The Calgary Flames made a shrewd signing on Thursday, bringing in ex-Pittsburgh Penguins winger Dominik Simon on a one-year deal at the league minimum salary of $700,000.

Simon, 26, spent a large part of the last two seasons as a key defensive component on Pittsburgh’s top line with Sidney Crosby and Jake Guentzel. He’s a very smart two-way player with good boots and the desire to make the important plays in his own zone.

There’s a little bit of Michael Frolik in Simon. First of all, Simon hails from the Czech capital, Prague, located about a half-hour drive away from Frolik’s stomping grounds in Kladno.

And, while Simon’s offensive ceiling is a little bit lower than what Frolik could manage at his peak, both guys have earned reputations as versatile, hardworking forwards who can play either wing on any line. Frolik spent much of his career in top-six roles in Florida, Winnipeg, and, perhaps most successfully, on Calgary’s “3M Line.” Between those gigs, however, he spent parts of three seasons doing some heavy lifting on Chicago’s fourth line, winning a Stanley Cup in the process.

Simon’s name isn’t on the Stanley Cup, although he suited up for five total games in the 2015–16 and 2016–17 championship years for the Penguins. But he’s the kind of player who seems destined to be a critical, yet unheralded, part of an extremely successful team at some point. He’s a superb plug-and-play guy with the smarts and the speed to keep up with top-line guys, but he also has the will and the means to be a key cog on a formidable shut-down group.

(There is one error in the above Tweet: Simon is 26, not 23).

Simon has been decently productive over the last two seasons, scoring 15 goals and 50 points in 135 games (a little better than a 30-point pace over a full 82-game campaign).

The Penguins declined to qualify Simon, at the time a pending restricted free agent, in early October, with general manager Jim Rutherford citing concerns over his eligibility to file for salary arbitration:

“Dominik would be the one that would be tough to qualify because he has arbitration rights,” Rutherford said. “We don’t know where that number goes. We can’t risk getting put over the cap.”

Simon played very good defensive hockey in 2019–20 but struggled at times to finish on offense. The Penguins controlled 52% of the shot attempts with Simon on the ice and, individually, Simon generated 9.26 expected goals with the shots he took towards the net, but he only scored seven times on a very underwhelming 6.86 shooting percentage.

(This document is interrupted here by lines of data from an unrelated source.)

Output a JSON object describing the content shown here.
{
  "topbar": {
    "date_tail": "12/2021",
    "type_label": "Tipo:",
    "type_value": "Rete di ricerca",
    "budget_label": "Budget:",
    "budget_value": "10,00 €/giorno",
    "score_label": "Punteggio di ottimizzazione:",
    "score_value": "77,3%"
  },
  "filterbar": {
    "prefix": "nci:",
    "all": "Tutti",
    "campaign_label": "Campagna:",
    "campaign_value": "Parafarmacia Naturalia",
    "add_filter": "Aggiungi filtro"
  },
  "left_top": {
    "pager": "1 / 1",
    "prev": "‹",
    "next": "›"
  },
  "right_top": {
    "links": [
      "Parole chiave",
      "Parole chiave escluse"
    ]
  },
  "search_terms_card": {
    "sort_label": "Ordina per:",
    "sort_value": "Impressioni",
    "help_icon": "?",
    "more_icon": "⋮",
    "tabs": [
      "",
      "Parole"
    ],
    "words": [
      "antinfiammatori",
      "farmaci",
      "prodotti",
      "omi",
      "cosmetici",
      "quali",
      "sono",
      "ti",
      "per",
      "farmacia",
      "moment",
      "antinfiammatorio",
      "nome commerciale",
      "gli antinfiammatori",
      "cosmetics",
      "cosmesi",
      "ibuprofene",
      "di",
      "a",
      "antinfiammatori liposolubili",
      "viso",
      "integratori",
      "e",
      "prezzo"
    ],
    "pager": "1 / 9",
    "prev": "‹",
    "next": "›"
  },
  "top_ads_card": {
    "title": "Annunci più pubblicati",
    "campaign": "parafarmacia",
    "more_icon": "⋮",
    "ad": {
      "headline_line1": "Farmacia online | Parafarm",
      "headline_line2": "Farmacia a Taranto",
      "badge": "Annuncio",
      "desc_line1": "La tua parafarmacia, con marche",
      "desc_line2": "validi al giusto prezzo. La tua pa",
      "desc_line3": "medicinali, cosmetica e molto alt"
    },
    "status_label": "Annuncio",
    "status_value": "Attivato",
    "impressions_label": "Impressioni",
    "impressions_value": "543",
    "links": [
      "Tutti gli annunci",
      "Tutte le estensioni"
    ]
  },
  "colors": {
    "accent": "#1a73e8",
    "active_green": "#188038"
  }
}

It remains to be seen where Simon will play with the Flames in 2020–21. If no major changes are made to the roster, it would be likely to see Simon lining up with Derek Ryan and Joakim Nordstrom on the fourth line. But, should a member of the top six be shipped out or suffer an injury, Simon could challenge for a promotion along with Sam Bennett and Dillon Dube.

Simon isn’t a typical UFA signing, but this isn’t a typical UFA class. At the conclusion of his one year deal with the Flames, Simon will be a restricted free-agent, should Calgary choose to qualify him. The Flames have a lot more control over Simon’s future than they do over, say, Nordstrom, whose one year deal theoretically looks identical to Simon’s but comes with renewed UFA status upon its conclusion.

At this point, Simon is a bit of a project. If he works out, however, he could be a long-term piece for the organization. He’s a guy who head coach Geoff Ward will probably be comfortable with deploying anywhere he needs him to go. He could get a sniff on the penalty-killing units. His pending RFA status makes him an interesting guy to follow with both the short- and long-term in mind.

Ultimately, Mark Jankowski signed a one-year, $700,000 deal with Pittsburgh after not being qualified by the Flames; Dominik Simon signed a one-year, $700,000 deal with Calgary after not being qualified by the Penguins. Who would you rather have?